▶ WHAT TO DO
When you repeat the entries, reproduce each line exactly and omit every picture.
··· DATA PROVIDED
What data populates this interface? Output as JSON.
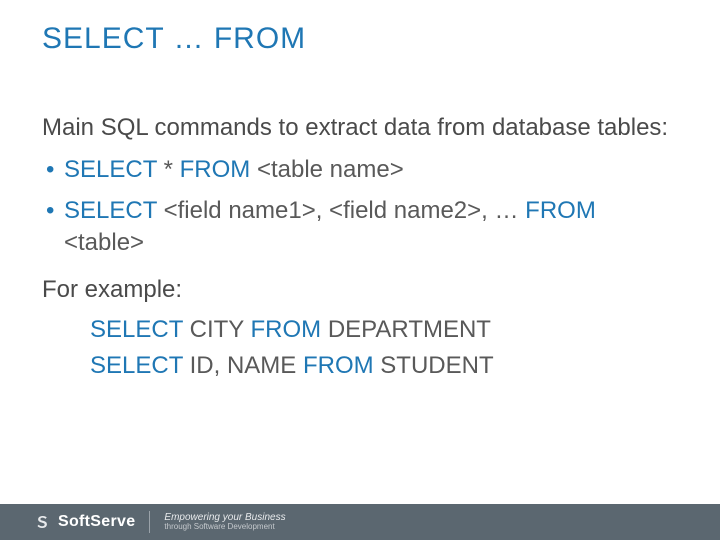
{
  "title": "SELECT … FROM",
  "leadText": "Main SQL commands to extract data from database tables:",
  "bullets": [
    {
      "kw1": "SELECT ",
      "mid1": "* ",
      "kw2": "FROM ",
      "tail": "<table name>"
    },
    {
      "kw1": "SELECT ",
      "mid1": "<field name1>, <field name2>, … ",
      "kw2": "FROM ",
      "tail": "<table>"
    }
  ],
  "forExample": "For example:",
  "examples": [
    {
      "kw1": "SELECT ",
      "mid": "CITY ",
      "kw2": "FROM ",
      "tail": "DEPARTMENT"
    },
    {
      "kw1": "SELECT ",
      "mid": "ID, NAME ",
      "kw2": "FROM ",
      "tail": "STUDENT"
    }
  ],
  "footer": {
    "brand": "SoftServe",
    "tagline1": "Empowering your Business",
    "tagline2": "through Software Development"
  }
}
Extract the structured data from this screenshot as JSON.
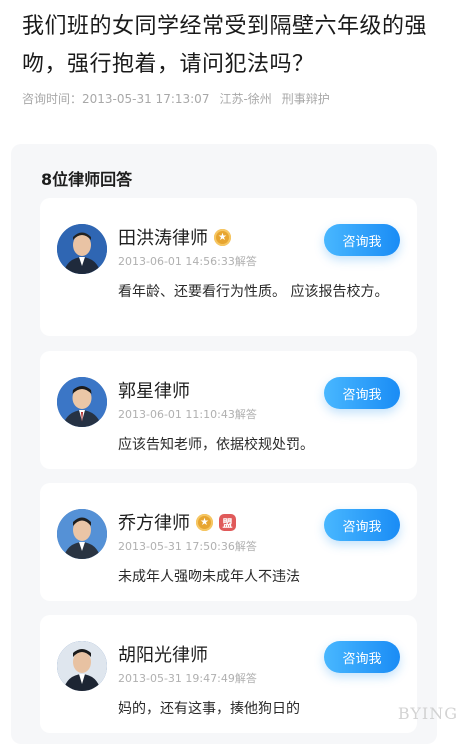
{
  "question": {
    "title": "我们班的女同学经常受到隔壁六年级的强吻，强行抱着，请问犯法吗？",
    "consult_time": "咨询时间：2013-05-31 17:13:07",
    "location": "江苏-徐州",
    "category": "刑事辩护"
  },
  "answers_header": "8位律师回答",
  "answers": [
    {
      "name": "田洪涛律师",
      "badges": [
        "gold-medal-icon"
      ],
      "time": "2013-06-01 14:56:33解答",
      "text": "看年龄、还要看行为性质。 应该报告校方。",
      "button": "咨询我"
    },
    {
      "name": "郭星律师",
      "badges": [],
      "time": "2013-06-01 11:10:43解答",
      "text": "应该告知老师，依据校规处罚。",
      "button": "咨询我"
    },
    {
      "name": "乔方律师",
      "badges": [
        "gold-medal-icon",
        "red-alliance-icon"
      ],
      "time": "2013-05-31 17:50:36解答",
      "text": "未成年人强吻未成年人不违法",
      "button": "咨询我"
    },
    {
      "name": "胡阳光律师",
      "badges": [],
      "time": "2013-05-31 19:47:49解答",
      "text": "妈的，还有这事，揍他狗日的",
      "button": "咨询我"
    }
  ],
  "watermark": "BYING",
  "colors": {
    "accent": "#1a8cf5",
    "panel_bg": "#f6f7f9",
    "meta_text": "#a8a8a8"
  }
}
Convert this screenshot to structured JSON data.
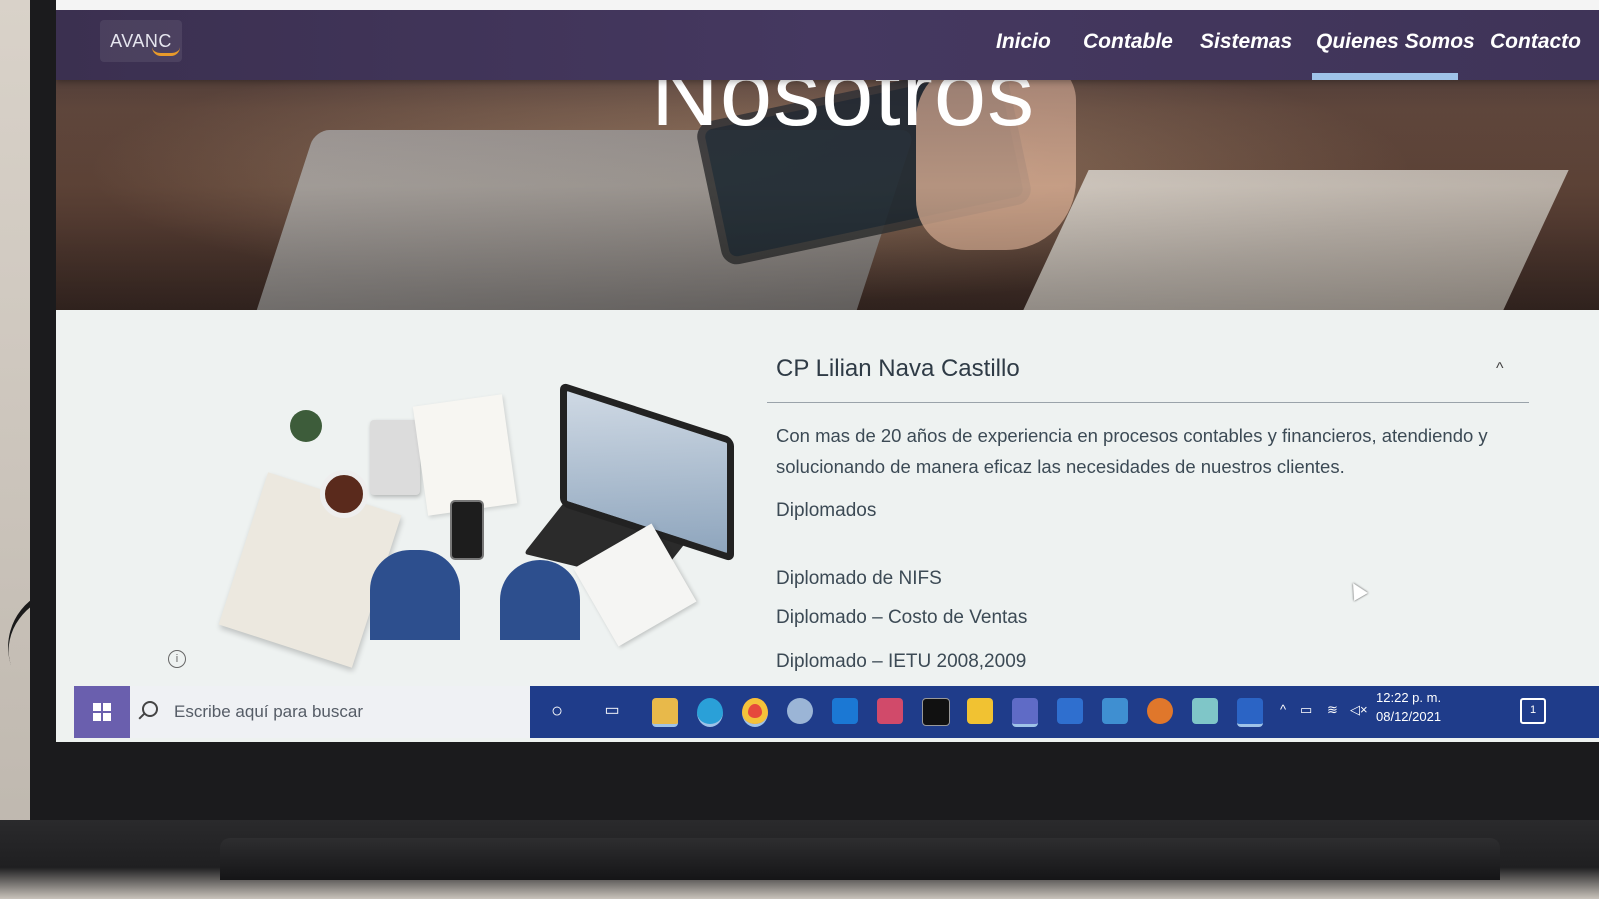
{
  "site": {
    "logo": "AVANC",
    "nav": [
      {
        "label": "Inicio",
        "active": false
      },
      {
        "label": "Contable",
        "active": false
      },
      {
        "label": "Sistemas",
        "active": false
      },
      {
        "label": "Quienes Somos",
        "active": true
      },
      {
        "label": "Contacto",
        "active": false
      }
    ],
    "hero_title": "Nosotros",
    "accordion": {
      "title": "CP Lilian Nava Castillo",
      "expanded": true,
      "description": "Con mas de 20 años de experiencia en procesos contables y financieros, atendiendo y solucionando de manera eficaz las necesidades de nuestros clientes.",
      "section_label": "Diplomados",
      "items": [
        "Diplomado de NIFS",
        "Diplomado – Costo de Ventas",
        "Diplomado – IETU 2008,2009"
      ]
    },
    "colors": {
      "navbar": "#3f3458",
      "nav_active_underline": "#9fc3e8",
      "panel_bg": "#eef2f1"
    }
  },
  "taskbar": {
    "search_placeholder": "Escribe aquí para buscar",
    "icons": [
      "cortana-icon",
      "task-view-icon",
      "file-explorer-icon",
      "edge-icon",
      "chrome-icon",
      "app-icon",
      "outlook-icon",
      "snip-icon",
      "terminal-icon",
      "files-icon",
      "teams-icon",
      "defender-icon",
      "tools-icon",
      "remote-icon",
      "notes-icon",
      "word-icon"
    ],
    "clock": {
      "time": "12:22 p. m.",
      "date": "08/12/2021"
    }
  }
}
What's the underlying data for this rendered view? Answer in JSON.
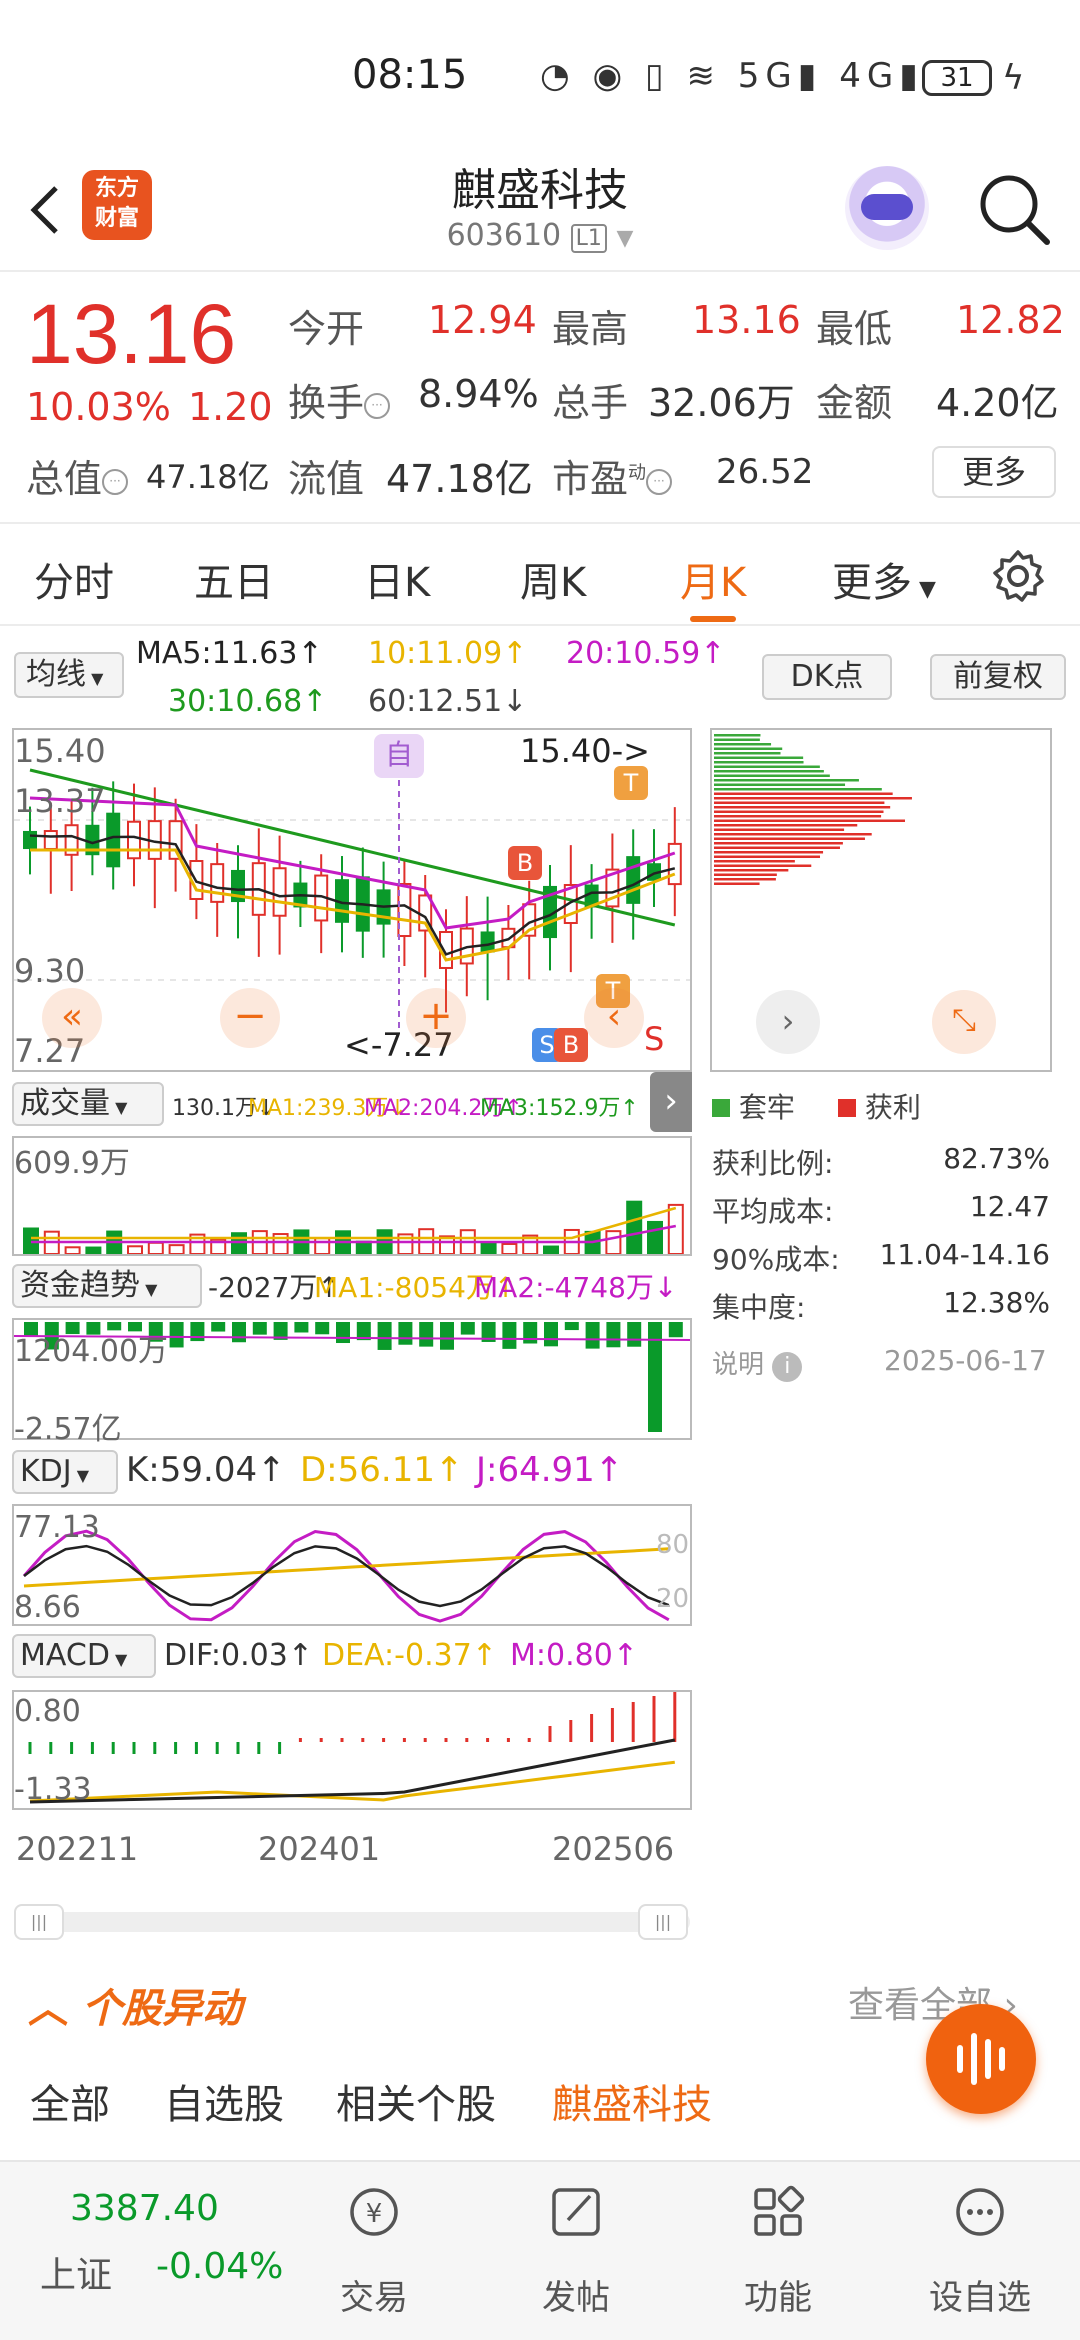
{
  "status": {
    "time": "08:15",
    "battery": "31"
  },
  "header": {
    "name": "麒盛科技",
    "code": "603610",
    "level": "L1",
    "logo_text": "东方\n财富"
  },
  "quote": {
    "price": "13.16",
    "chg_pct": "10.03%",
    "chg_abs": "1.20",
    "open_label": "今开",
    "open": "12.94",
    "high_label": "最高",
    "high": "13.16",
    "low_label": "最低",
    "low": "12.82",
    "turnover_label": "换手",
    "turnover": "8.94%",
    "volume_label": "总手",
    "volume": "32.06万",
    "amount_label": "金额",
    "amount": "4.20亿",
    "mktcap_label": "总值",
    "mktcap": "47.18亿",
    "float_label": "流值",
    "float": "47.18亿",
    "pe_label": "市盈",
    "pe_sup": "动",
    "pe": "26.52",
    "more": "更多"
  },
  "tabs": [
    "分时",
    "五日",
    "日K",
    "周K",
    "月K",
    "更多"
  ],
  "active_tab": "月K",
  "ma_legend": {
    "selector": "均线",
    "ma5": "MA5:11.63↑",
    "ma10": "10:11.09↑",
    "ma20": "20:10.59↑",
    "ma30": "30:10.68↑",
    "ma60": "60:12.51↓",
    "dk": "DK点",
    "adjust": "前复权"
  },
  "kline_axis": {
    "top": "15.40",
    "mid1": "13.37",
    "mid2": "9.30",
    "bottom": "7.27",
    "high_mark": "15.40->",
    "low_mark": "<-7.27",
    "zi": "自"
  },
  "markers": {
    "b": "B",
    "s": "S",
    "t": "T"
  },
  "cost_legend": {
    "trapped": "套牢",
    "profit": "获利"
  },
  "cost_stats": [
    {
      "label": "获利比例:",
      "value": "82.73%"
    },
    {
      "label": "平均成本:",
      "value": "12.47"
    },
    {
      "label": "90%成本:",
      "value": "11.04-14.16"
    },
    {
      "label": "集中度:",
      "value": "12.38%"
    }
  ],
  "cost_note": {
    "label": "说明",
    "date": "2025-06-17"
  },
  "volume": {
    "selector": "成交量",
    "legend": [
      "130.1万↓",
      "MA1:239.3万↓",
      "MA2:204.2万↑",
      "MA3:152.9万↑"
    ],
    "top": "609.9万"
  },
  "fund": {
    "selector": "资金趋势",
    "legend": [
      "-2027万↑",
      "MA1:-8054万↑",
      "MA2:-4748万↓"
    ],
    "top": "1204.00万",
    "bottom": "-2.57亿"
  },
  "kdj": {
    "selector": "KDJ",
    "k": "K:59.04↑",
    "d": "D:56.11↑",
    "j": "J:64.91↑",
    "top": "77.13",
    "bottom": "8.66",
    "r80": "80",
    "r20": "20"
  },
  "macd": {
    "selector": "MACD",
    "dif": "DIF:0.03↑",
    "dea": "DEA:-0.37↑",
    "m": "M:0.80↑",
    "top": "0.80",
    "bottom": "-1.33"
  },
  "x_axis": [
    "202211",
    "202401",
    "202506"
  ],
  "section": {
    "title": "个股异动",
    "view_all": "查看全部"
  },
  "filters": [
    "全部",
    "自选股",
    "相关个股",
    "麒盛科技"
  ],
  "active_filter": "麒盛科技",
  "bottom_nav": {
    "index_name": "上证",
    "index_value": "3387.40",
    "index_chg": "-0.04%",
    "items": [
      "交易",
      "发帖",
      "功能",
      "设自选"
    ]
  },
  "colors": {
    "up": "#e0302a",
    "down": "#0a9a2a",
    "accent": "#ee6a14",
    "ma5": "#222222",
    "ma10": "#e8b400",
    "ma20": "#c41cc4",
    "ma30": "#1e9a1e"
  }
}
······
▶ ANSWER BELOW
What data populates this interface? Output as JSON.
{
  "title": "SELECT … FROM",
  "leadText": "Main SQL commands to extract data from database tables:",
  "bullets": [
    {
      "kw1": "SELECT ",
      "mid1": "* ",
      "kw2": "FROM ",
      "tail": "<table name>"
    },
    {
      "kw1": "SELECT ",
      "mid1": "<field name1>, <field name2>, … ",
      "kw2": "FROM ",
      "tail": "<table>"
    }
  ],
  "forExample": "For example:",
  "examples": [
    {
      "kw1": "SELECT ",
      "mid": "CITY ",
      "kw2": "FROM ",
      "tail": "DEPARTMENT"
    },
    {
      "kw1": "SELECT ",
      "mid": "ID, NAME ",
      "kw2": "FROM ",
      "tail": "STUDENT"
    }
  ],
  "footer": {
    "brand": "SoftServe",
    "tagline1": "Empowering your Business",
    "tagline2": "through Software Development"
  }
}
Extract the structured data from this screenshot as JSON.
{
  "question": {
    "title": "我们班的女同学经常受到隔壁六年级的强吻，强行抱着，请问犯法吗？",
    "consult_time": "咨询时间：2013-05-31 17:13:07",
    "location": "江苏-徐州",
    "category": "刑事辩护"
  },
  "answers_header": "8位律师回答",
  "answers": [
    {
      "name": "田洪涛律师",
      "badges": [
        "gold-medal-icon"
      ],
      "time": "2013-06-01 14:56:33解答",
      "text": "看年龄、还要看行为性质。 应该报告校方。",
      "button": "咨询我"
    },
    {
      "name": "郭星律师",
      "badges": [],
      "time": "2013-06-01 11:10:43解答",
      "text": "应该告知老师，依据校规处罚。",
      "button": "咨询我"
    },
    {
      "name": "乔方律师",
      "badges": [
        "gold-medal-icon",
        "red-alliance-icon"
      ],
      "time": "2013-05-31 17:50:36解答",
      "text": "未成年人强吻未成年人不违法",
      "button": "咨询我"
    },
    {
      "name": "胡阳光律师",
      "badges": [],
      "time": "2013-05-31 19:47:49解答",
      "text": "妈的，还有这事，揍他狗日的",
      "button": "咨询我"
    }
  ],
  "watermark": "BYING",
  "colors": {
    "accent": "#1a8cf5",
    "panel_bg": "#f6f7f9",
    "meta_text": "#a8a8a8"
  }
}
Convert this screenshot to structured JSON data.
{
  "site": {
    "logo": "AVANC",
    "nav": [
      {
        "label": "Inicio",
        "active": false
      },
      {
        "label": "Contable",
        "active": false
      },
      {
        "label": "Sistemas",
        "active": false
      },
      {
        "label": "Quienes Somos",
        "active": true
      },
      {
        "label": "Contacto",
        "active": false
      }
    ],
    "hero_title": "Nosotros",
    "accordion": {
      "title": "CP Lilian Nava Castillo",
      "expanded": true,
      "description": "Con mas de 20 años de experiencia en procesos contables y financieros, atendiendo y solucionando de manera eficaz las necesidades de nuestros clientes.",
      "section_label": "Diplomados",
      "items": [
        "Diplomado de NIFS",
        "Diplomado – Costo de Ventas",
        "Diplomado – IETU 2008,2009"
      ]
    },
    "colors": {
      "navbar": "#3f3458",
      "nav_active_underline": "#9fc3e8",
      "panel_bg": "#eef2f1"
    }
  },
  "taskbar": {
    "search_placeholder": "Escribe aquí para buscar",
    "icons": [
      "cortana-icon",
      "task-view-icon",
      "file-explorer-icon",
      "edge-icon",
      "chrome-icon",
      "app-icon",
      "outlook-icon",
      "snip-icon",
      "terminal-icon",
      "files-icon",
      "teams-icon",
      "defender-icon",
      "tools-icon",
      "remote-icon",
      "notes-icon",
      "word-icon"
    ],
    "clock": {
      "time": "12:22 p. m.",
      "date": "08/12/2021"
    }
  }
}
What's the underlying data for this rendered view? Answer in JSON.
{
  "status": {
    "time": "08:15",
    "battery": "31"
  },
  "header": {
    "name": "麒盛科技",
    "code": "603610",
    "level": "L1",
    "logo_text": "东方\n财富"
  },
  "quote": {
    "price": "13.16",
    "chg_pct": "10.03%",
    "chg_abs": "1.20",
    "open_label": "今开",
    "open": "12.94",
    "high_label": "最高",
    "high": "13.16",
    "low_label": "最低",
    "low": "12.82",
    "turnover_label": "换手",
    "turnover": "8.94%",
    "volume_label": "总手",
    "volume": "32.06万",
    "amount_label": "金额",
    "amount": "4.20亿",
    "mktcap_label": "总值",
    "mktcap": "47.18亿",
    "float_label": "流值",
    "float": "47.18亿",
    "pe_label": "市盈",
    "pe_sup": "动",
    "pe": "26.52",
    "more": "更多"
  },
  "tabs": [
    "分时",
    "五日",
    "日K",
    "周K",
    "月K",
    "更多"
  ],
  "active_tab": "月K",
  "ma_legend": {
    "selector": "均线",
    "ma5": "MA5:11.63↑",
    "ma10": "10:11.09↑",
    "ma20": "20:10.59↑",
    "ma30": "30:10.68↑",
    "ma60": "60:12.51↓",
    "dk": "DK点",
    "adjust": "前复权"
  },
  "kline_axis": {
    "top": "15.40",
    "mid1": "13.37",
    "mid2": "9.30",
    "bottom": "7.27",
    "high_mark": "15.40->",
    "low_mark": "<-7.27",
    "zi": "自"
  },
  "markers": {
    "b": "B",
    "s": "S",
    "t": "T"
  },
  "cost_legend": {
    "trapped": "套牢",
    "profit": "获利"
  },
  "cost_stats": [
    {
      "label": "获利比例:",
      "value": "82.73%"
    },
    {
      "label": "平均成本:",
      "value": "12.47"
    },
    {
      "label": "90%成本:",
      "value": "11.04-14.16"
    },
    {
      "label": "集中度:",
      "value": "12.38%"
    }
  ],
  "cost_note": {
    "label": "说明",
    "date": "2025-06-17"
  },
  "volume": {
    "selector": "成交量",
    "legend": [
      "130.1万↓",
      "MA1:239.3万↓",
      "MA2:204.2万↑",
      "MA3:152.9万↑"
    ],
    "top": "609.9万"
  },
  "fund": {
    "selector": "资金趋势",
    "legend": [
      "-2027万↑",
      "MA1:-8054万↑",
      "MA2:-4748万↓"
    ],
    "top": "1204.00万",
    "bottom": "-2.57亿"
  },
  "kdj": {
    "selector": "KDJ",
    "k": "K:59.04↑",
    "d": "D:56.11↑",
    "j": "J:64.91↑",
    "top": "77.13",
    "bottom": "8.66",
    "r80": "80",
    "r20": "20"
  },
  "macd": {
    "selector": "MACD",
    "dif": "DIF:0.03↑",
    "dea": "DEA:-0.37↑",
    "m": "M:0.80↑",
    "top": "0.80",
    "bottom": "-1.33"
  },
  "x_axis": [
    "202211",
    "202401",
    "202506"
  ],
  "section": {
    "title": "个股异动",
    "view_all": "查看全部"
  },
  "filters": [
    "全部",
    "自选股",
    "相关个股",
    "麒盛科技"
  ],
  "active_filter": "麒盛科技",
  "bottom_nav": {
    "index_name": "上证",
    "index_value": "3387.40",
    "index_chg": "-0.04%",
    "items": [
      "交易",
      "发帖",
      "功能",
      "设自选"
    ]
  },
  "colors": {
    "up": "#e0302a",
    "down": "#0a9a2a",
    "accent": "#ee6a14",
    "ma5": "#222222",
    "ma10": "#e8b400",
    "ma20": "#c41cc4",
    "ma30": "#1e9a1e"
  }
}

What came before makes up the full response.